Also, recently published research has shown that natural coconut fat in the diet leads to a normalisation of body lipids, protects against alcohol damage to the liver, and improves the immune system’s anti-inflammatory response. Clearly, there has been increasing recognition of health- supporting functions of the fatty acids found in coconut. Recent reports from the U.S. Food and Drug Administration about required labeling of the trans fatty acids will put coconut oil in a more competitive position and may help return to its use by the baking and snack food industry where it has continued to be recognised for its functionality. Now it can be recognised for another kind of functionality: the improvement of the health of mankind.
So now it is fairly clear that coconut is a far more beneficial fruit for the health of mankind than olive fruit, when the oils are compared. There are thoughts among researchers who now consider coconut oil be used to both prevent and treat coronary heart disease. These thoughts are based on several reviews of the scientific literature concerning the feeding of coconut oil to humans.
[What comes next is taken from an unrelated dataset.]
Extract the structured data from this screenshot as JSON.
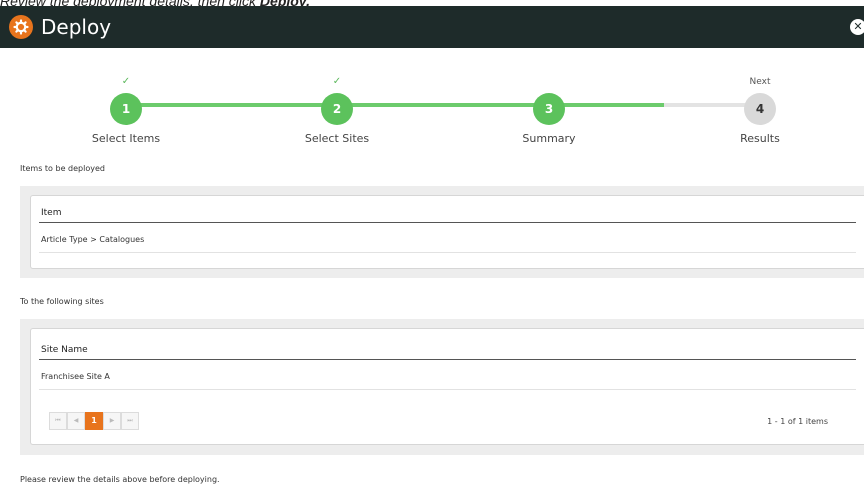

Blackburn et al (1988) have reviewed the published literature of “coconut oil’s effect on serum cholesterol and atherogenesis” and have concluded that when “…(coconut oil is) fed physiologically with other fats or adequately supplemented with linoleic acid, coconut oil is a neutral fat in terms of atherogenicity (hardening of arteries with plaque formation).”
Benefits of lauric acid and capric acid
Approximately 50% of the fatty acids in coconut fat, as mentioned earlier are lauric acid. It is converted into monolaurin in the liver. Monolaurin is the antiviral, antibacterial, and antiprotozoal monoglyceride used by the human to destroy lipid-coated viruses such as HIV, herpes, cytomegalovirus, influenza, various pathogenic bacteria, including listeria monocytogenes and helcobacter pylori, and protozoa such as giardia lamblia.
Also, approximately 6-7% of the fatty acids in coconut fat are capric acid. It is also another monoglyceride having short and medium chained fatty acids having similar properties like lauric acid.
Conversion into trans fat
All unsaturated fats are unstable, and when used in cooking for long periods get hydrogenated and turns into transfat. They should never be repeatedly used as the amount of trans fat conversion increases with repeated heating. Beware of the smoking point of these oils when the conversion to trans fat is expedited.
On the other hand coconut oil being a stable saturated fat with a very high smoking point cannot be converted into a trans fat on prolong heating even at high oven temperatures used in the biscuit industry. Coconut oil, furthermore, can be repeatedly utilised in cooking with no trans fat conversions. So it is considered as the safest and healthiest oil for mankind.
Comparative health benefits of coconut oil and olive oil are discussed and we in the tropics are blessed beyond doubt with the best oil for cooking, health and longevity, i.e. coconut oil.